* ASSIGNED TASK: Wherever the word "name" shows up in the data, report the line it sits in.
GIVEN RECORDS section start
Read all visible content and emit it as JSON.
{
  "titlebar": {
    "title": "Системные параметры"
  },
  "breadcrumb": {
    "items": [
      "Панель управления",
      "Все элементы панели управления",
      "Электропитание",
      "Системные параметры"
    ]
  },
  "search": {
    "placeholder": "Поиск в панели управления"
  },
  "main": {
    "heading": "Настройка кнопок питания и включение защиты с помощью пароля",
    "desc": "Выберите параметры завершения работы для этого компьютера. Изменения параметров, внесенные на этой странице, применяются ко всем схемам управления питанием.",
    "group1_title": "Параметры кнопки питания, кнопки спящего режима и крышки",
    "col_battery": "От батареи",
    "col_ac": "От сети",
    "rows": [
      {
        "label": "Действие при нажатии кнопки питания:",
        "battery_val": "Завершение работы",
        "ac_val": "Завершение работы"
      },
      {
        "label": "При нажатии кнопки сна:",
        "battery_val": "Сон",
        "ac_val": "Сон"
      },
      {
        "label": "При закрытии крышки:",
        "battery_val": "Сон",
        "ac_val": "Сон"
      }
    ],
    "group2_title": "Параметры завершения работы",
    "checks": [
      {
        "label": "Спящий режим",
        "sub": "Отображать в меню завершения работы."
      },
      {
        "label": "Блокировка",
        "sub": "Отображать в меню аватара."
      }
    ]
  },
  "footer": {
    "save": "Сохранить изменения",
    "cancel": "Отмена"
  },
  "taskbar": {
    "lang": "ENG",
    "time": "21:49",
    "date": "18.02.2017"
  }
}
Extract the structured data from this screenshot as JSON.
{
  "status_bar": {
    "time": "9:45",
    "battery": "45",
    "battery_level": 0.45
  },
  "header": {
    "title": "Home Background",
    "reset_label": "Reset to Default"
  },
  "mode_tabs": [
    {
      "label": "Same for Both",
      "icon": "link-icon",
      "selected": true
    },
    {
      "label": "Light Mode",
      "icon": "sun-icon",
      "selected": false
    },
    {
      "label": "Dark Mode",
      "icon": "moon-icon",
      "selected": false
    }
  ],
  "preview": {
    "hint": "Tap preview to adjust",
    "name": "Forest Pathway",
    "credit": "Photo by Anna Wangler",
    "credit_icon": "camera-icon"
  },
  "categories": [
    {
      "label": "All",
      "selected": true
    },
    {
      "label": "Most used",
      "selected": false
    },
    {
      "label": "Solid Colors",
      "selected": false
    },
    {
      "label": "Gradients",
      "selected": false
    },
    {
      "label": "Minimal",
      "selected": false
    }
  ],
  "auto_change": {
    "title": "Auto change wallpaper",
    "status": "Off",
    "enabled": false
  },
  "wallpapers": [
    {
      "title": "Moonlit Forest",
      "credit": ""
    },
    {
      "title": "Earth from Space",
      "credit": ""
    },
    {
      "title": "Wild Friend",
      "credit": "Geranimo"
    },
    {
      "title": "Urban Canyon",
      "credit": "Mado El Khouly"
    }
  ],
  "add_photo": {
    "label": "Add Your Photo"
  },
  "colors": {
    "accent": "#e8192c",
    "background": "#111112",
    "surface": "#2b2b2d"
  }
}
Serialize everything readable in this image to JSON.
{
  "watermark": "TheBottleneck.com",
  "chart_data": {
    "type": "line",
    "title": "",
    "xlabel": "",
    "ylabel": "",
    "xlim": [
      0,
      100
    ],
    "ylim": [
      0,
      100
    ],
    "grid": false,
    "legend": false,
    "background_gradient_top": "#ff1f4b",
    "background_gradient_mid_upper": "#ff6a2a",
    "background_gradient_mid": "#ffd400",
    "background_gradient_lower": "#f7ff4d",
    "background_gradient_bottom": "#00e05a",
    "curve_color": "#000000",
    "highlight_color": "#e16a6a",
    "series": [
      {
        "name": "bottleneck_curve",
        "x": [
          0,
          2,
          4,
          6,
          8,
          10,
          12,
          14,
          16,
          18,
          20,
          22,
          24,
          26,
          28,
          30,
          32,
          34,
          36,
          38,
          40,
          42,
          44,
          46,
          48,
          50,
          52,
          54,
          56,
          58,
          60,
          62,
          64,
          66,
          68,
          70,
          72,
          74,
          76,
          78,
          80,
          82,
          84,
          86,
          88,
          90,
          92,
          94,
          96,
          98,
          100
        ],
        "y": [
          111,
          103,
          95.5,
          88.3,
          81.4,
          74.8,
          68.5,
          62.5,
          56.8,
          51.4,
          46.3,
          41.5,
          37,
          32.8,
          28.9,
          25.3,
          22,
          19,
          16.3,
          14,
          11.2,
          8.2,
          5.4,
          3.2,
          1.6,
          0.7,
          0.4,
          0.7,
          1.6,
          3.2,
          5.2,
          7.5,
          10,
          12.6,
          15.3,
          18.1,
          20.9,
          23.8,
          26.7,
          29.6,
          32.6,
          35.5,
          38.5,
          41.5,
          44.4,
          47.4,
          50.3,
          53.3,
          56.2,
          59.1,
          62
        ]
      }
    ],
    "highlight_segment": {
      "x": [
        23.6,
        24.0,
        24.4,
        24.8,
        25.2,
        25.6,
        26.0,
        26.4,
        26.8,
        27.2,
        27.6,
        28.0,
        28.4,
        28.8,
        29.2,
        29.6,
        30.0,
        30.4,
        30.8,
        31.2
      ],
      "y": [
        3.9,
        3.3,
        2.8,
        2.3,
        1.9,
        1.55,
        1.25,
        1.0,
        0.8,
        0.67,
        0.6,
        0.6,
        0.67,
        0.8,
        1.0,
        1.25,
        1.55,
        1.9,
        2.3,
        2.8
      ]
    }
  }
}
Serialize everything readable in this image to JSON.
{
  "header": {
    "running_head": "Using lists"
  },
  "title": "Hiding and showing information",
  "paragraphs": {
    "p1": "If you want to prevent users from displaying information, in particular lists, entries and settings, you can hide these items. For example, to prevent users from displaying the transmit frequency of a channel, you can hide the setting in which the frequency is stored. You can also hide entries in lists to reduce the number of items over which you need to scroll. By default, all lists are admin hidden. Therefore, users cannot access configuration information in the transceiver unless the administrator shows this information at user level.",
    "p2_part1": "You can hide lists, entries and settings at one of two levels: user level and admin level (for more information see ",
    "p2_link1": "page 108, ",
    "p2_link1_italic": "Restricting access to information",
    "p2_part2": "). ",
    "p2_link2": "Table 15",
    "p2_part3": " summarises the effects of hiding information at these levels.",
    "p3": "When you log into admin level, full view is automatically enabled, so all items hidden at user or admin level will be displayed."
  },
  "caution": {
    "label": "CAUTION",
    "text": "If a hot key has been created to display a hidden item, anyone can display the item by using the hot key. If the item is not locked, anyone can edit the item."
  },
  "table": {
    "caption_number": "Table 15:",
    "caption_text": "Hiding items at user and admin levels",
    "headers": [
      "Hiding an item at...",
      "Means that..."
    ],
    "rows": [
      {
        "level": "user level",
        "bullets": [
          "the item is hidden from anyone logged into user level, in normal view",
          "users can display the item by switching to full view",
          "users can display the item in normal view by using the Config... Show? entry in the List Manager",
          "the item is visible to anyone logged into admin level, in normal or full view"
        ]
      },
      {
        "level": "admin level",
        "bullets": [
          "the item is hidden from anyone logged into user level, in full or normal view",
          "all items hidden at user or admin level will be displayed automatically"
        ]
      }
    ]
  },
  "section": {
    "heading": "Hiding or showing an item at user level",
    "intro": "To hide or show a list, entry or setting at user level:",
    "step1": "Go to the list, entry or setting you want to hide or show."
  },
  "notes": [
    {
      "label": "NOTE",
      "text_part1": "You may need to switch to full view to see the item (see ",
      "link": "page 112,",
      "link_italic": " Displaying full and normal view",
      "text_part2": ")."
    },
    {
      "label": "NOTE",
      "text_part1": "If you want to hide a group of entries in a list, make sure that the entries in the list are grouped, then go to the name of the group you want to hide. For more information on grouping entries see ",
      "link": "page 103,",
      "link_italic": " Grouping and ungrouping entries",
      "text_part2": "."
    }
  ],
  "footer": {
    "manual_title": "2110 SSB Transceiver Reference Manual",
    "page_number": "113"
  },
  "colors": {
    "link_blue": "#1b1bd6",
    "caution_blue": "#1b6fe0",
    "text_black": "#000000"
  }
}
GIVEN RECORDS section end
* OUTPUT FOR THIS EXERCISE:
    "name": "Forest Pathway",
        "name": "bottleneck_curve",
      "text_part1": "If you want to hide a group of entries in a list, make sure that the entries in the list are grouped, then go to the name of the group you want to hide. For more information on grouping entries see ",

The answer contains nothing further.